25, May 2019
Britain’s opposition Labour Party leader Jeremy Corbyn has called for an “immediate general election” after British Prime Minister Theresa May announced her resignation in the aftermath a deadlock with parliament over her negotiated Brexit deal with the European Union.
Corbyn said in a tweet on Friday that May was “right to resign” as prime minister and whoever replaced her as leader of the Conservative Party had to call an election.
“Theresa May is right to resign. She’s now accepted what the country’s known for months: she can’t govern, and nor can her divided and disintegrating party,” Corbyn said. “Whoever becomes the new Tory leader must let the people decide our country’s future, through an immediate General Election.”
In an emotional statement outside Downing Street on Friday, the British premier confirmed her resignation on June 7, following a cabinet revolt over her Brexit plan and the repeated delay of the EU Withdrawal Agreement Bill (WAB).
In an online statement, Corbyn also gave a scathing account of the current state of affairs in Britain and stressed the need for a snap general election.
“The Conservative Party has utterly failed the country over Brexit and is unable to improve people’s lives or deal with their most pressing needs. Parliament is deadlocked and the Conservatives offer no solutions to the other major challenges facing our country,” the opposition Labour Party leader said.
“Whoever becomes the new Conservative leader must let the people decide our country’s future, through an immediate General Election,” he added
“The last thing the country needs is weeks of more Conservative infighting followed by yet another unelected Prime Minister,” Corbyn concluded.
May’s resignation comes as Britain’s looming departure from the 28-member bloc looks even more difficult, with some suggesting a hard or “no-deal” Brexit is now almost inevitable.
The leading contenders to succeed the British premier all favor a tougher divorce deal although the EU has ruled out the renegotiation of the WAB, which was sealed in November.
Key reactions to May’s resignation
The European Union said the resignation failed to change the bloc’s position on the Brexit withdrawal deal agreed with Britain.
EU Commission President Jean-Claude Juncker noted May’s decision “without personal joy,” a spokeswoman said, adding that the council of EU leaders has “set out its position” on the Brexit deal.
The EU’s chief Brexit negotiator Michel Barnier said in a tweet that he “would like to express my full respect for @theresa_may and for her determination, as Prime Minister, in working towards the #UK’s orderly withdrawal from the EU.”
Irish Prime Minister Leo Varadkar warned that May’s resignation is fraught with dangers for Ireland because her successor could take Britain out of the EU without a deal.
“British politics is consumed by Brexit and will be consumed by Brexit for a very long time. It means that we now enter a new phase when it comes to Brexit, and a phase that may be a very dangerous one for Ireland,” Varadkar said.
French President Emmanuel Macron hailed May for her “courageous work” in seeking to implement Brexit in the interests of her country while showing respect for Britain’s European partners.
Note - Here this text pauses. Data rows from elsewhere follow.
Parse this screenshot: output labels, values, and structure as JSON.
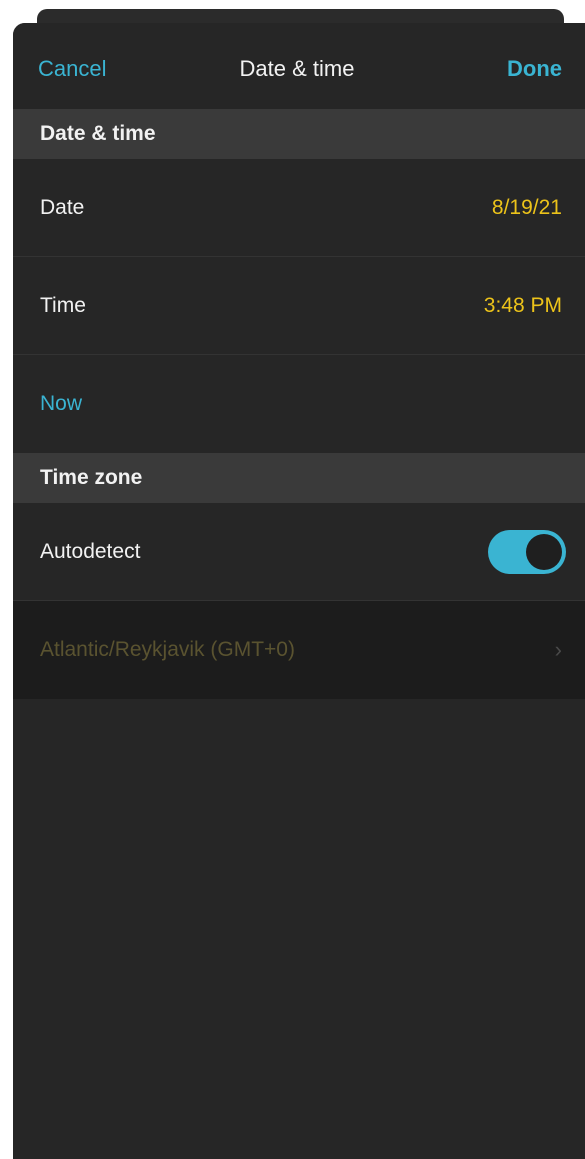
{
  "navbar": {
    "cancel_label": "Cancel",
    "title": "Date & time",
    "done_label": "Done"
  },
  "sections": {
    "datetime_header": "Date & time",
    "date_label": "Date",
    "date_value": "8/19/21",
    "time_label": "Time",
    "time_value": "3:48 PM",
    "now_label": "Now",
    "timezone_header": "Time zone",
    "autodetect_label": "Autodetect",
    "autodetect_on": true,
    "timezone_value": "Atlantic/Reykjavik (GMT+0)",
    "chevron_icon": "chevron-right-icon"
  },
  "colors": {
    "accent": "#3ab4d2",
    "value": "#ecc31a",
    "background": "#262626",
    "section": "#3a3a3a"
  }
}
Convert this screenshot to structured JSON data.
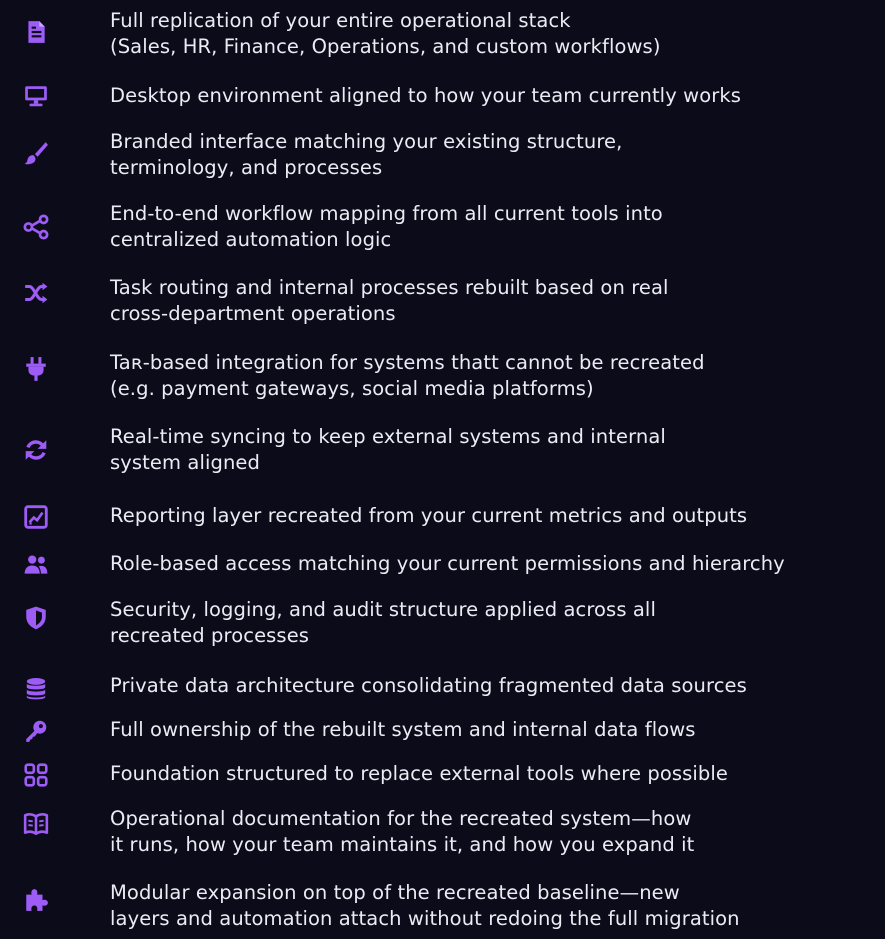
{
  "accent_color": "#9d5cf5",
  "features": [
    {
      "icon": "document-icon",
      "lines": [
        "Full replication of your entire operational stack",
        "(Sales, HR, Finance, Operations, and custom workflows)"
      ]
    },
    {
      "icon": "desktop-monitor-icon",
      "lines": [
        "Desktop environment aligned to how your team currently works"
      ]
    },
    {
      "icon": "paint-brush-icon",
      "lines": [
        "Branded interface matching your existing structure,",
        "terminology, and processes"
      ]
    },
    {
      "icon": "share-nodes-icon",
      "lines": [
        "End-to-end workflow mapping from all current tools into",
        "centralized automation logic"
      ]
    },
    {
      "icon": "shuffle-icon",
      "lines": [
        "Task routing and internal processes rebuilt based on real",
        "cross-department operations"
      ]
    },
    {
      "icon": "plug-icon",
      "lines": [
        "Taʀ-based integration for systems thatt cannot be recreated",
        "(e.g. payment gateways, social media platforms)"
      ]
    },
    {
      "icon": "sync-icon",
      "lines": [
        "Real-time syncing to keep external systems and internal",
        "system aligned"
      ]
    },
    {
      "icon": "chart-report-icon",
      "lines": [
        "Reporting layer recreated from your current metrics and outputs"
      ]
    },
    {
      "icon": "users-icon",
      "lines": [
        "Role-based access matching your current permissions and hierarchy"
      ]
    },
    {
      "icon": "shield-icon",
      "lines": [
        "Security, logging, and audit structure applied across all",
        "recreated processes"
      ]
    },
    {
      "icon": "database-icon",
      "lines": [
        "Private data architecture consolidating fragmented data sources"
      ]
    },
    {
      "icon": "key-icon",
      "lines": [
        "Full ownership of the rebuilt system and internal data flows"
      ]
    },
    {
      "icon": "grid-apps-icon",
      "lines": [
        "Foundation structured to replace external tools where possible"
      ]
    },
    {
      "icon": "book-open-icon",
      "lines": [
        "Operational documentation for the recreated system—how",
        "it runs, how your team maintains it, and how you expand it"
      ]
    },
    {
      "icon": "puzzle-piece-icon",
      "lines": [
        "Modular expansion on top of the recreated baseline—new",
        "layers and automation attach without redoing the full migration"
      ]
    }
  ]
}
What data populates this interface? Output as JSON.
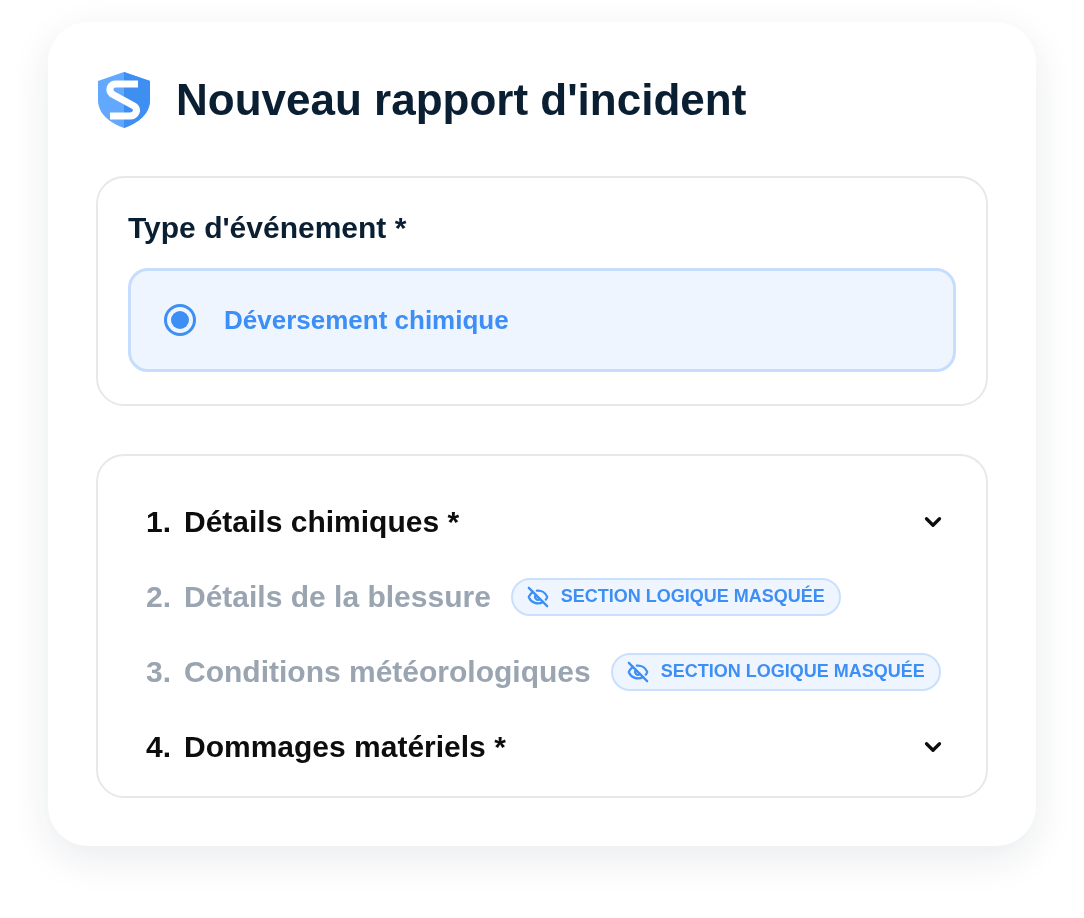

But the Elysee said in a statement that “the principles of the EU will continue to apply, with the priority on the smooth functioning of the EU, and this requires a rapid clarification. At a time of an important choice, votes of rejection that do not offer an alternative project will lead to an impasse.”
German Chancellor Angela Merkel noted May’s decision “with respect,” and said they shared a “good and trusting” working relationship.
Pledging to keep working with May in the same spirit as long as she is in office, Merkel noted Berlin “wishes to maintain close cooperation and a close relationship with the British government.”
Declining to comment on how the resignation could affect Brexit, Merkel said “the development depends essentially on domestic political developments in Britain.”
US President Donald Trump, who had repeatedly criticized May in recent months for her handling of Brexit, said he felt sorry for the British prime minister after three years of turmoil surrounding her country’s “Brexit” from the European Union.
“I feel badly for Theresa. I like her very much. She is a good woman,” Trump told reporters on the White House lawn as he prepared to set off on a trip to Japan. “She’s a good woman. She worked very hard. She’s very strong.”
Dutch Prime Minister Mark Rutte said the EU would never reopen negotiations on the Brexit divorce deal, regardless of who succeeds May.
“The withdrawal agreement is not up for renegotiation,” Rutte told a news conference.
Madrid warned that a no-deal Brexit appeared almost inevitable.
“Under these circumstances, a hard Brexit appears to be a reality that is near impossible to stop,” Spanish government spokeswoman Isabel Celaa told reporters, adding that the British government and parliament would be “solely responsible for a no-deal exit (from the EU) and its consequences”.